## REQUIREMENT
Pictures aside, restate the records below exactly as written.

## EXTRACTED RECORDS
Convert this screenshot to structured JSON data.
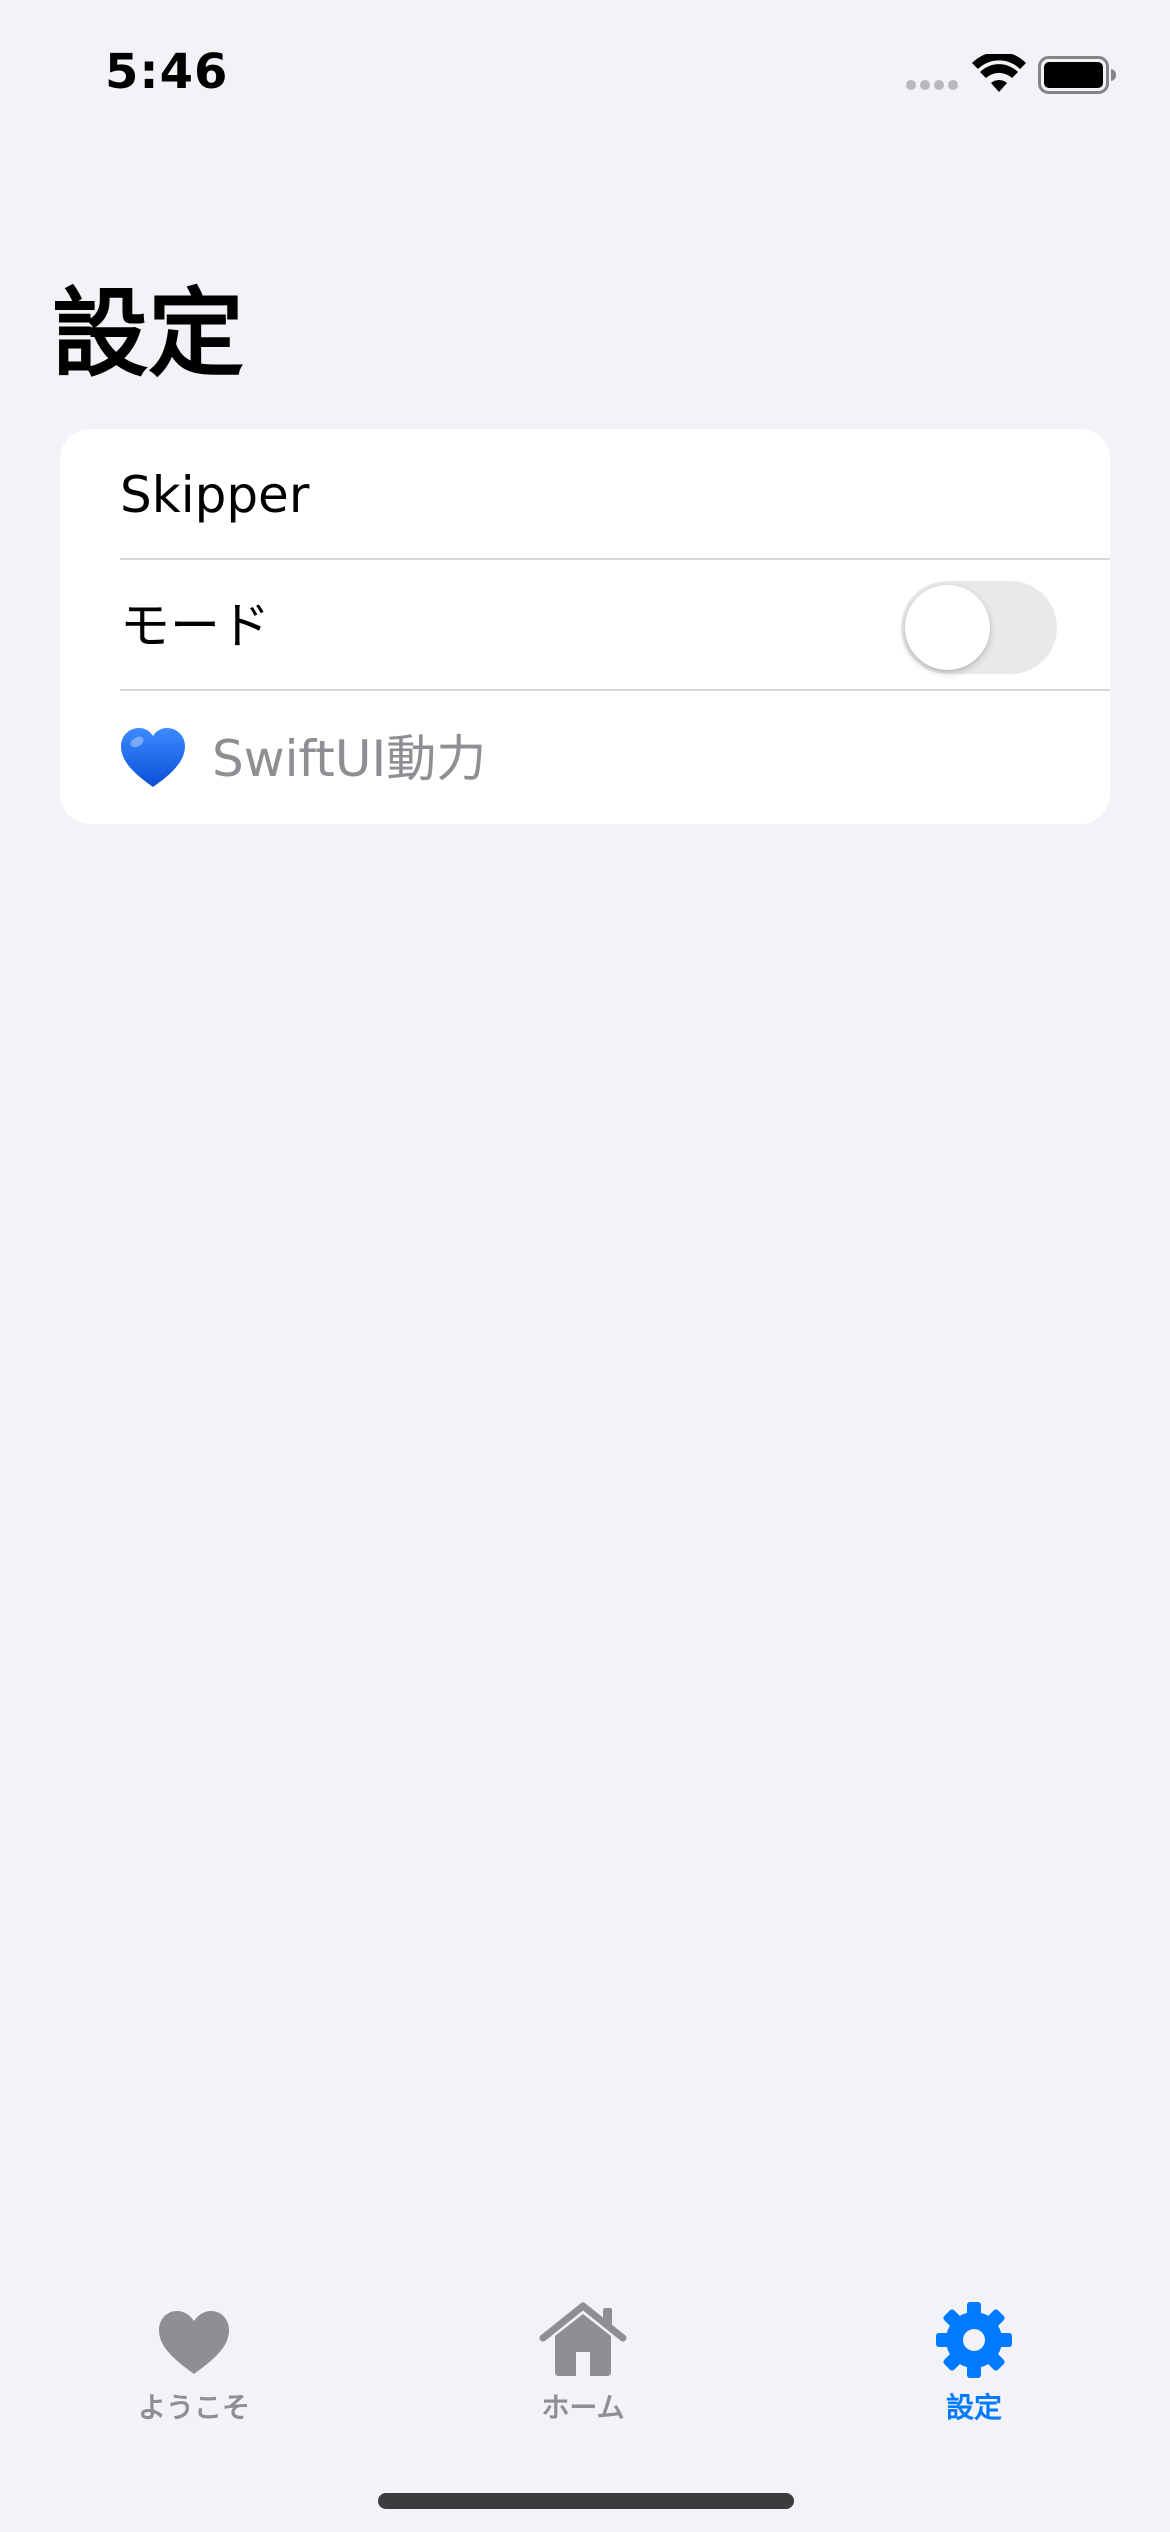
{
  "status_bar": {
    "time": "5:46",
    "signal_icon": "cellular-dots-icon",
    "wifi_icon": "wifi-icon",
    "battery_icon": "battery-full-icon"
  },
  "page": {
    "title": "設定"
  },
  "settings": {
    "rows": [
      {
        "label": "Skipper"
      },
      {
        "label": "モード",
        "toggle_on": false
      },
      {
        "icon": "blue-heart-icon",
        "label": "SwiftUI動力"
      }
    ]
  },
  "tab_bar": {
    "active_color": "#007aff",
    "inactive_color": "#8e8e93",
    "tabs": [
      {
        "label": "ようこそ",
        "icon": "heart-icon",
        "active": false
      },
      {
        "label": "ホーム",
        "icon": "house-icon",
        "active": false
      },
      {
        "label": "設定",
        "icon": "gear-icon",
        "active": true
      }
    ]
  }
}
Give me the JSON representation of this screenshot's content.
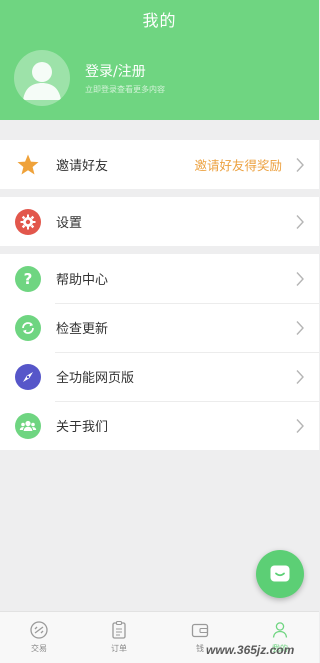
{
  "header": {
    "title": "我的",
    "login_title": "登录/注册",
    "login_subtitle": "立即登录查看更多内容"
  },
  "invite": {
    "label": "邀请好友",
    "hint": "邀请好友得奖励"
  },
  "settings": {
    "label": "设置"
  },
  "menu": [
    {
      "label": "帮助中心"
    },
    {
      "label": "检查更新"
    },
    {
      "label": "全功能网页版"
    },
    {
      "label": "关于我们"
    }
  ],
  "tabs": [
    {
      "label": "交易"
    },
    {
      "label": "订单"
    },
    {
      "label": "钱"
    },
    {
      "label": "我的"
    }
  ],
  "watermark": "www.365jz.com",
  "colors": {
    "brand_green": "#6fd581",
    "star": "#efa23a",
    "settings_red": "#e2574c",
    "help_green": "#6fd581",
    "compass_purple": "#5656c9",
    "hint_orange": "#eca140"
  }
}
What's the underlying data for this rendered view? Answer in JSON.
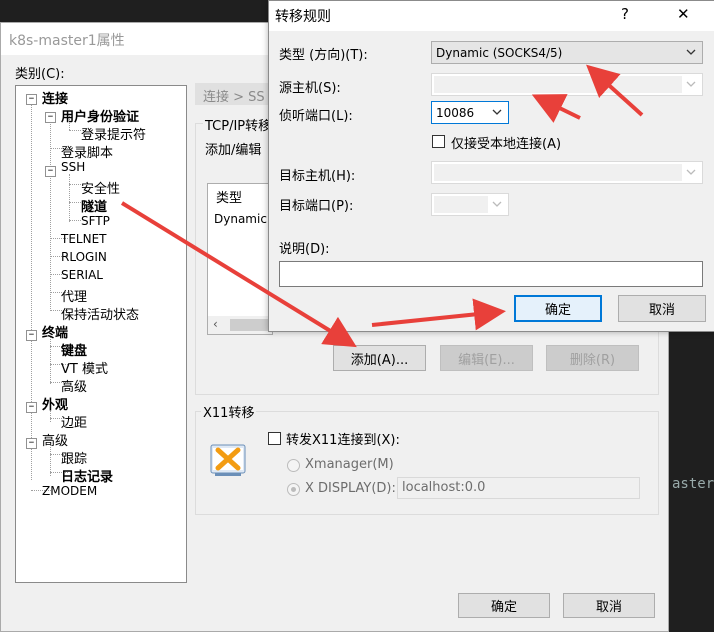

## OUTPUT BELOW
Convert this screenshot to structured JSON data.
{
  "status_bar": {
    "time": "5:46",
    "signal_icon": "cellular-dots-icon",
    "wifi_icon": "wifi-icon",
    "battery_icon": "battery-full-icon"
  },
  "page": {
    "title": "設定"
  },
  "settings": {
    "rows": [
      {
        "label": "Skipper"
      },
      {
        "label": "モード",
        "toggle_on": false
      },
      {
        "icon": "blue-heart-icon",
        "label": "SwiftUI動力"
      }
    ]
  },
  "tab_bar": {
    "active_color": "#007aff",
    "inactive_color": "#8e8e93",
    "tabs": [
      {
        "label": "ようこそ",
        "icon": "heart-icon",
        "active": false
      },
      {
        "label": "ホーム",
        "icon": "house-icon",
        "active": false
      },
      {
        "label": "設定",
        "icon": "gear-icon",
        "active": true
      }
    ]
  }
}
Give me the JSON representation of this screenshot's content.
{
  "header": {
    "title": "我的",
    "login_title": "登录/注册",
    "login_subtitle": "立即登录查看更多内容"
  },
  "invite": {
    "label": "邀请好友",
    "hint": "邀请好友得奖励"
  },
  "settings": {
    "label": "设置"
  },
  "menu": [
    {
      "label": "帮助中心"
    },
    {
      "label": "检查更新"
    },
    {
      "label": "全功能网页版"
    },
    {
      "label": "关于我们"
    }
  ],
  "tabs": [
    {
      "label": "交易"
    },
    {
      "label": "订单"
    },
    {
      "label": "钱"
    },
    {
      "label": "我的"
    }
  ],
  "watermark": "www.365jz.com",
  "colors": {
    "brand_green": "#6fd581",
    "star": "#efa23a",
    "settings_red": "#e2574c",
    "help_green": "#6fd581",
    "compass_purple": "#5656c9",
    "hint_orange": "#eca140"
  }
}
What's the underlying data for this rendered view? Answer in JSON.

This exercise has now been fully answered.